Insecure technology is regularly cited as barrier to the use of online voting systems, in particular when casting your vote through your mobile phone, rather than putting your cross on a piece of paper and putting in a box at the polling station or mail box. At the same time those detractors trust the same mobile technology to place stock trades, initiate high value payments and more recently accessing their health records.

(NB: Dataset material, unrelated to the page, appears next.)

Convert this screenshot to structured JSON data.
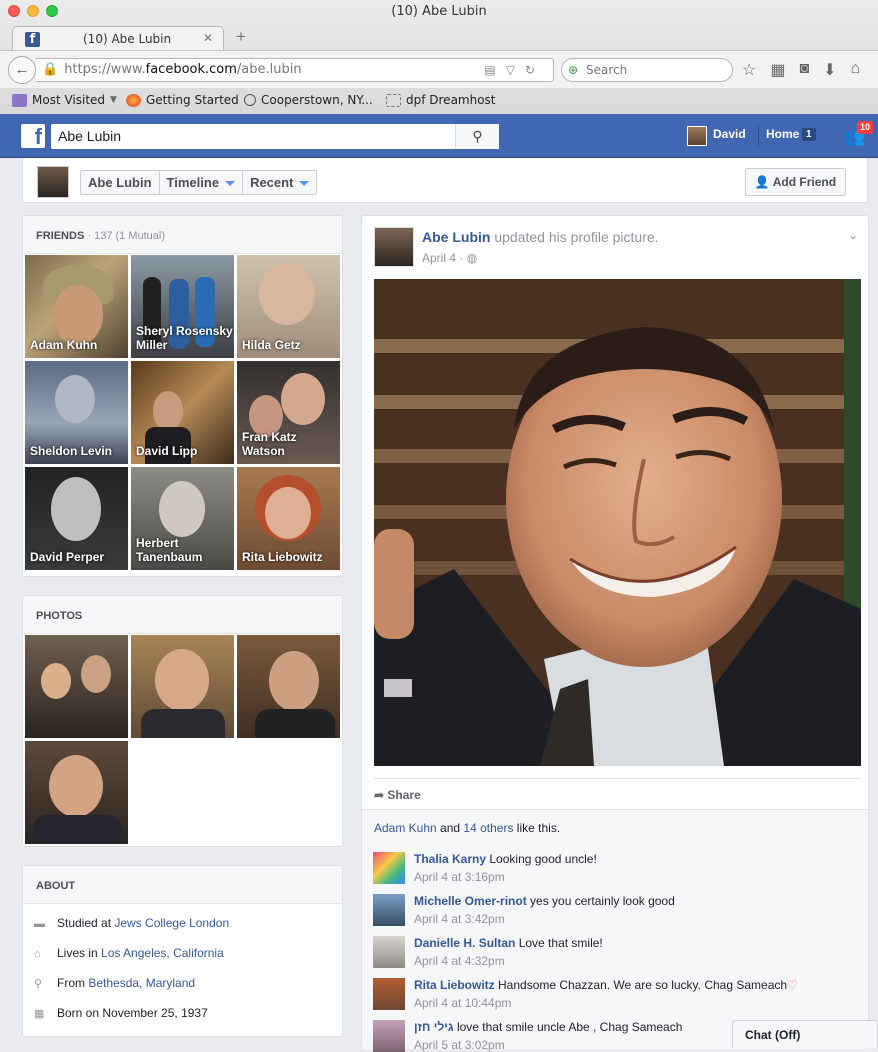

The human society is now at crossroads – demanding changes in our lifestyle, health choices, economics, and civil liberties. These changes are accelerated by climate change, political response to the pandemic, the need for racial and gender equality, human migration, and of course, a few break-through technologies such as digital automation, data analytics, and machine-learning (AI). So where are we heading? The call for “Great Reset” has been reverberating since the past few years and is now getting louder and louder. This was the topic of the virtual fireside chat by two visionaries on our Tomorrow’s Transactions webinar, Brett King and Dave Birch, discussing the societal and technological changes that are foreseen in the next few decades. This conversation was centered around Brett King’s (Richard Petty, co-author) book, “The Rise of Technosocialism” and aligns with Consult Hyperion’s engagement with think tanks on global issues. Our aim to is separate foresight and facts from fiction in trying to understand the trends in the market that our clients should watch-out for especially in payments, banking, transit, digital identity, and information security.
Our overriding theme of this year’s Live5 is interoperability which will lead to inclusion. Whether this is in payments or transit, identity or as a generalised trend what we’re seeing is a collapsing of the barriers between silos. In some areas this is happening more quickly than in others.